# Data
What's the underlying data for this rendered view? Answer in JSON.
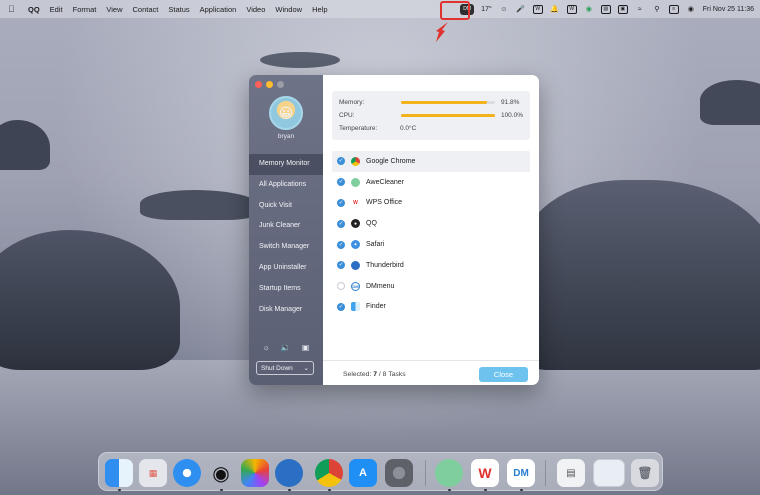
{
  "menubar": {
    "apple_icon": "apple-icon",
    "app_name": "QQ",
    "items": [
      "Edit",
      "Format",
      "View",
      "Contact",
      "Status",
      "Application",
      "Video",
      "Window",
      "Help"
    ],
    "status_temp": "17°",
    "clock": "Fri Nov 25  11:36",
    "dm_label": "DM",
    "highlight_color": "#e0332f"
  },
  "window": {
    "username": "bryan",
    "nav": [
      "Memory Monitor",
      "All Applications",
      "Quick Visit",
      "Junk Cleaner",
      "Switch Manager",
      "App Uninstaller",
      "Startup Items",
      "Disk Manager"
    ],
    "shutdown_label": "Shut Down",
    "stats": {
      "memory_label": "Memory:",
      "memory_value": "91.8%",
      "memory_fraction": 0.918,
      "cpu_label": "CPU:",
      "cpu_value": "100.0%",
      "cpu_fraction": 1.0,
      "temp_label": "Temperature:",
      "temp_value": "0.0°C",
      "bar_color": "#f2b31c"
    },
    "apps": [
      {
        "name": "Google Chrome",
        "checked": true
      },
      {
        "name": "AweCleaner",
        "checked": true
      },
      {
        "name": "WPS Office",
        "checked": true
      },
      {
        "name": "QQ",
        "checked": true
      },
      {
        "name": "Safari",
        "checked": true
      },
      {
        "name": "Thunderbird",
        "checked": true
      },
      {
        "name": "DMmenu",
        "checked": false
      },
      {
        "name": "Finder",
        "checked": true
      }
    ],
    "footer": {
      "selected_prefix": "Selected: ",
      "selected_count": "7",
      "selected_suffix": " / 8 Tasks",
      "close_label": "Close"
    }
  },
  "dock": {
    "apps": [
      "Finder",
      "Launchpad",
      "Safari",
      "QQ",
      "Photos",
      "Thunderbird",
      "Google Chrome",
      "App Store",
      "System Preferences",
      "AweCleaner",
      "WPS Office",
      "DMmenu",
      "Preview",
      "Finder Window",
      "Trash"
    ],
    "dm_label": "DM"
  }
}
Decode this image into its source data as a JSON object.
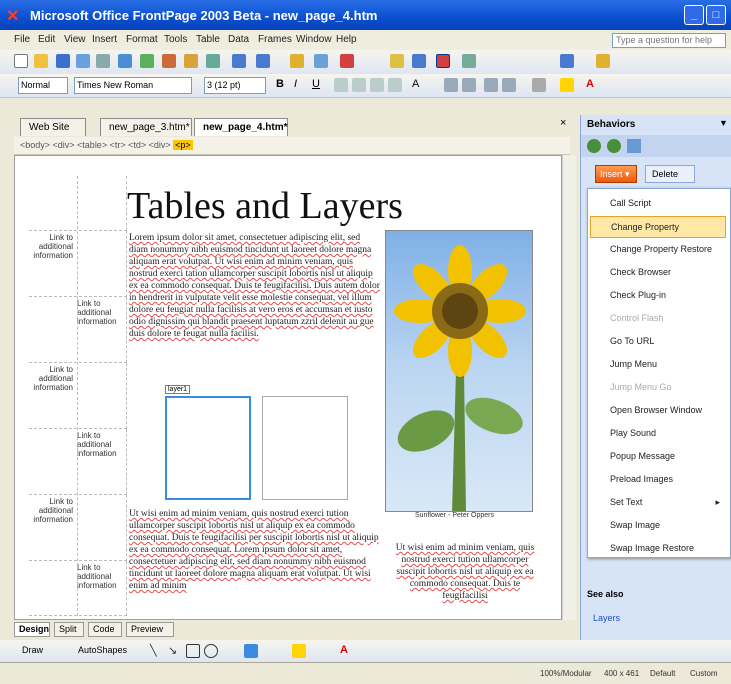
{
  "window": {
    "title": "Microsoft Office FrontPage 2003 Beta - new_page_4.htm"
  },
  "menu": [
    "File",
    "Edit",
    "View",
    "Insert",
    "Format",
    "Tools",
    "Table",
    "Data",
    "Frames",
    "Window",
    "Help"
  ],
  "help_placeholder": "Type a question for help",
  "format": {
    "style": "Normal",
    "font": "Times New Roman",
    "size": "3 (12 pt)"
  },
  "tabs": [
    "Web Site",
    "new_page_3.htm*",
    "new_page_4.htm*"
  ],
  "quicktag": {
    "path": "<body> <div> <table> <tr> <td> <div>",
    "current": "<p>"
  },
  "doc": {
    "heading": "Tables and Layers",
    "link_text": "Link to additional information",
    "lorem1": "Lorem ipsum dolor sit amet, consectetuer adipiscing elit, sed diam nonummy nibh euismod tincidunt ut laoreet dolore magna aliquam erat volutpat. Ut wisi enim ad minim veniam, quis nostrud exerci tation ullamcorper suscipit lobortis nisl ut aliquip ex ea commodo consequat. Duis te feugifacilisi. Duis autem dolor in hendrerit in vulputate velit esse molestie consequat, vel illum dolore eu feugiat nulla facilisis at vero eros et accumsan et iusto odio dignissim qui blandit praesent luptatum zzril delenit au gue duis dolore te feugat nulla facilisi.",
    "layer_tag": "layer1",
    "lorem2": "Ut wisi enim ad minim veniam, quis nostrud exerci tution ullamcorper suscipit lobortis nisl ut aliquip ex ea commodo consequat. Duis te feugifacilisi per suscipit lobortis nisl ut aliquip ex ea commodo consequat. Lorem ipsum dolor sit amet, consectetuer adipiscing elit, sed diam nonummy nibh euismod tincidunt ut laoreet dolore magna aliquam erat volutpat. Ut wisi enim ad minim",
    "lorem3": "Ut wisi enim ad minim veniam, quis nostrud exerci tution ullamcorper suscipit lobortis nisl ut aliquip ex ea commodo consequat. Duis te feugifacilisi",
    "photo_caption": "Sunflower - Peter Oppers"
  },
  "viewtabs": [
    "Design",
    "Split",
    "Code",
    "Preview"
  ],
  "drawbar": {
    "draw": "Draw",
    "autoshapes": "AutoShapes"
  },
  "status": {
    "conn": "100%/Modular",
    "size": "400 x 461",
    "mode": "Default",
    "custom": "Custom"
  },
  "taskpane": {
    "title": "Behaviors",
    "events_btn": "Insert ▾",
    "delete_btn": "Delete",
    "see_also": "See also",
    "layers_link": "Layers"
  },
  "behaviors": [
    {
      "label": "Call Script",
      "disabled": false
    },
    {
      "label": "Change Property",
      "disabled": false,
      "hover": true
    },
    {
      "label": "Change Property Restore",
      "disabled": false
    },
    {
      "label": "Check Browser",
      "disabled": false
    },
    {
      "label": "Check Plug-in",
      "disabled": false
    },
    {
      "label": "Control Flash",
      "disabled": true
    },
    {
      "label": "Go To URL",
      "disabled": false
    },
    {
      "label": "Jump Menu",
      "disabled": false
    },
    {
      "label": "Jump Menu Go",
      "disabled": true
    },
    {
      "label": "Open Browser Window",
      "disabled": false
    },
    {
      "label": "Play Sound",
      "disabled": false
    },
    {
      "label": "Popup Message",
      "disabled": false
    },
    {
      "label": "Preload Images",
      "disabled": false
    },
    {
      "label": "Set Text",
      "disabled": false,
      "submenu": true
    },
    {
      "label": "Swap Image",
      "disabled": false
    },
    {
      "label": "Swap Image Restore",
      "disabled": false
    }
  ]
}
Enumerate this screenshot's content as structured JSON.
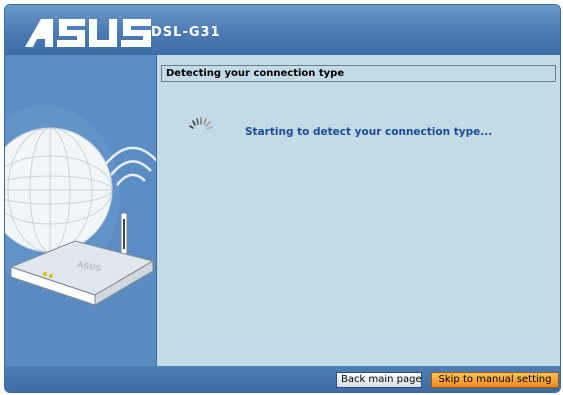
{
  "header": {
    "logo_text": "ASUS",
    "model": "DSL-G31"
  },
  "main": {
    "section_title": "Detecting your connection type",
    "status_text": "Starting to detect your connection type...",
    "spinner_icon": "loading-spinner-icon"
  },
  "sidebar": {
    "illustration": "router-globe-illustration",
    "router_label": "ASUS"
  },
  "footer": {
    "back_label": "Back main page",
    "skip_label": "Skip to manual setting"
  },
  "colors": {
    "header_blue": "#4a79b2",
    "content_bg": "#c2dbe6",
    "status_text": "#1f4a9b",
    "skip_button": "#f08a1c"
  }
}
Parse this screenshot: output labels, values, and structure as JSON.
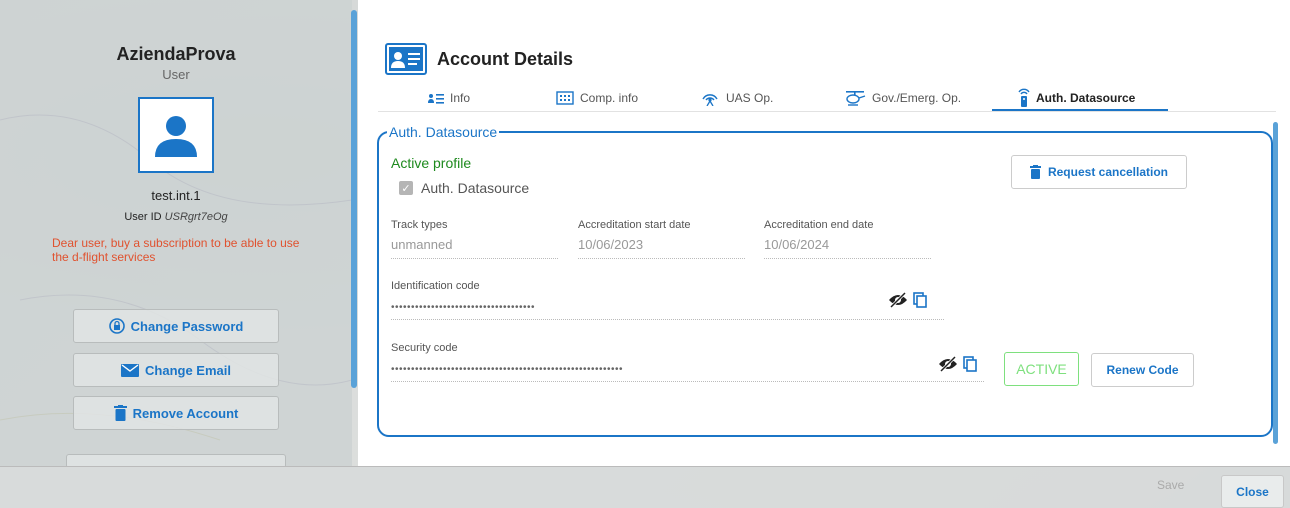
{
  "profile": {
    "company": "AziendaProva",
    "role": "User",
    "username": "test.int.1",
    "user_id_label": "User ID",
    "user_id_value": "USRgrt7eOg",
    "warning": "Dear user, buy a subscription to be able to use the d-flight services",
    "buttons": {
      "change_password": "Change Password",
      "change_email": "Change Email",
      "remove_account": "Remove Account"
    }
  },
  "header": {
    "title": "Account Details"
  },
  "tabs": [
    {
      "label": "Info",
      "icon": "list-user-icon"
    },
    {
      "label": "Comp. info",
      "icon": "building-icon"
    },
    {
      "label": "UAS Op.",
      "icon": "antenna-icon"
    },
    {
      "label": "Gov./Emerg. Op.",
      "icon": "helicopter-icon"
    },
    {
      "label": "Auth. Datasource",
      "icon": "transmitter-icon",
      "active": true
    }
  ],
  "panel": {
    "legend": "Auth. Datasource",
    "active_profile": "Active profile",
    "checkbox_label": "Auth. Datasource",
    "checkbox_checked": true,
    "request_cancellation": "Request cancellation",
    "fields": {
      "track_types": {
        "label": "Track types",
        "value": "unmanned"
      },
      "start_date": {
        "label": "Accreditation start date",
        "value": "10/06/2023"
      },
      "end_date": {
        "label": "Accreditation end date",
        "value": "10/06/2024"
      },
      "identification_code": {
        "label": "Identification code",
        "value": "••••••••••••••••••••••••••••••••••••"
      },
      "security_code": {
        "label": "Security code",
        "value": "••••••••••••••••••••••••••••••••••••••••••••••••••••••••••"
      }
    },
    "status_badge": "ACTIVE",
    "renew_code": "Renew Code"
  },
  "footer": {
    "save": "Save",
    "close": "Close"
  },
  "colors": {
    "accent": "#1b75c7",
    "success": "#1e8a1e",
    "warning": "#e0522f",
    "active_badge": "#7ee07e"
  }
}
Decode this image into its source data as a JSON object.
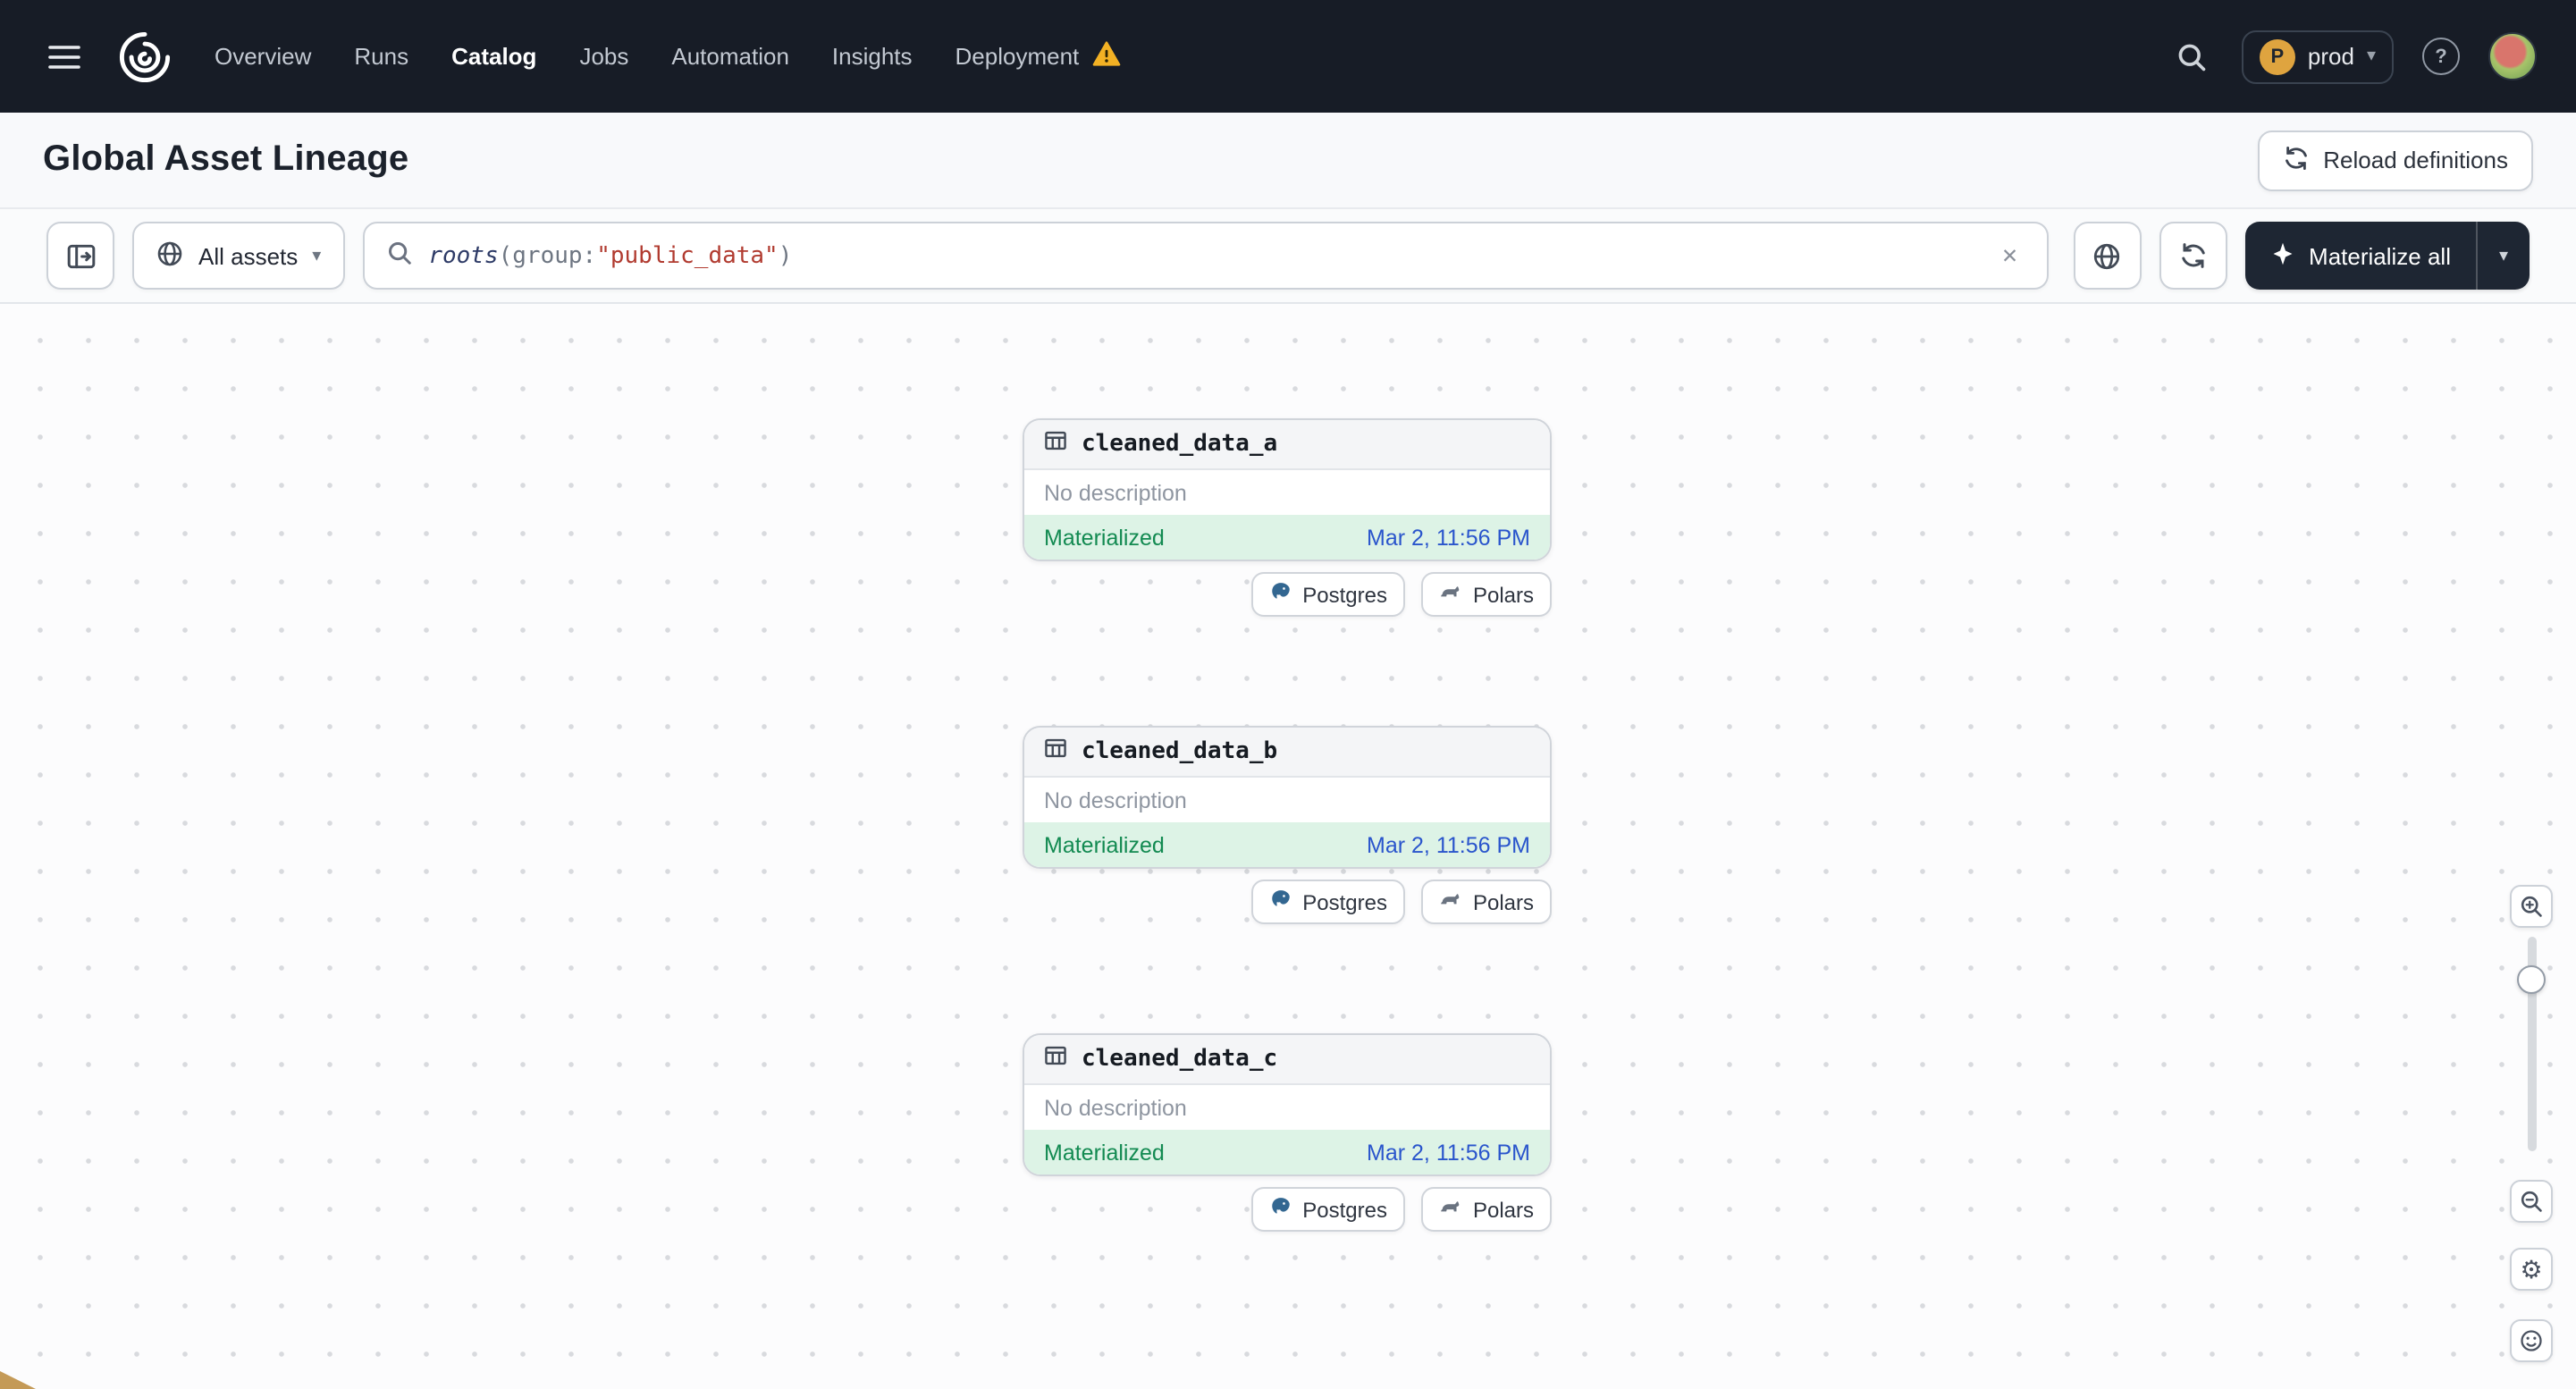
{
  "nav": {
    "items": [
      {
        "label": "Overview"
      },
      {
        "label": "Runs"
      },
      {
        "label": "Catalog"
      },
      {
        "label": "Jobs"
      },
      {
        "label": "Automation"
      },
      {
        "label": "Insights"
      },
      {
        "label": "Deployment"
      }
    ],
    "active_item": "Catalog",
    "deployment": {
      "initial": "P",
      "name": "prod"
    },
    "caret": "▾"
  },
  "page": {
    "title": "Global Asset Lineage",
    "reload_button": "Reload definitions"
  },
  "toolbar": {
    "filter": "All assets",
    "query": {
      "fn": "roots",
      "paren_open": "(",
      "key": "group:",
      "value": "\"public_data\"",
      "paren_close": ")"
    },
    "clear": "✕",
    "materialize": "Materialize all",
    "caret": "▾"
  },
  "graph": {
    "nodes": [
      {
        "name": "cleaned_data_a",
        "description": "No description",
        "status": "Materialized",
        "timestamp": "Mar 2, 11:56 PM",
        "tags": [
          "Postgres",
          "Polars"
        ]
      },
      {
        "name": "cleaned_data_b",
        "description": "No description",
        "status": "Materialized",
        "timestamp": "Mar 2, 11:56 PM",
        "tags": [
          "Postgres",
          "Polars"
        ]
      },
      {
        "name": "cleaned_data_c",
        "description": "No description",
        "status": "Materialized",
        "timestamp": "Mar 2, 11:56 PM",
        "tags": [
          "Postgres",
          "Polars"
        ]
      }
    ]
  },
  "controls": {
    "gear": "⚙"
  },
  "icons": {
    "menu": "hamburger",
    "search": "magnifier",
    "help": "?",
    "warning": "triangle-exclamation",
    "materialize": "sparkle",
    "clear": "✕"
  },
  "colors": {
    "nav_bg": "#171c26",
    "warning_amber": "#f2b124",
    "materialized_bg": "#ddf3e6",
    "materialized_text": "#128a51",
    "timestamp_text": "#2a55cc",
    "query_value": "#b13b30",
    "materialize_button_bg": "#1e2633",
    "postgres_blue": "#336791"
  }
}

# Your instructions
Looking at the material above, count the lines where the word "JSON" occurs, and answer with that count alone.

# Exercise output
5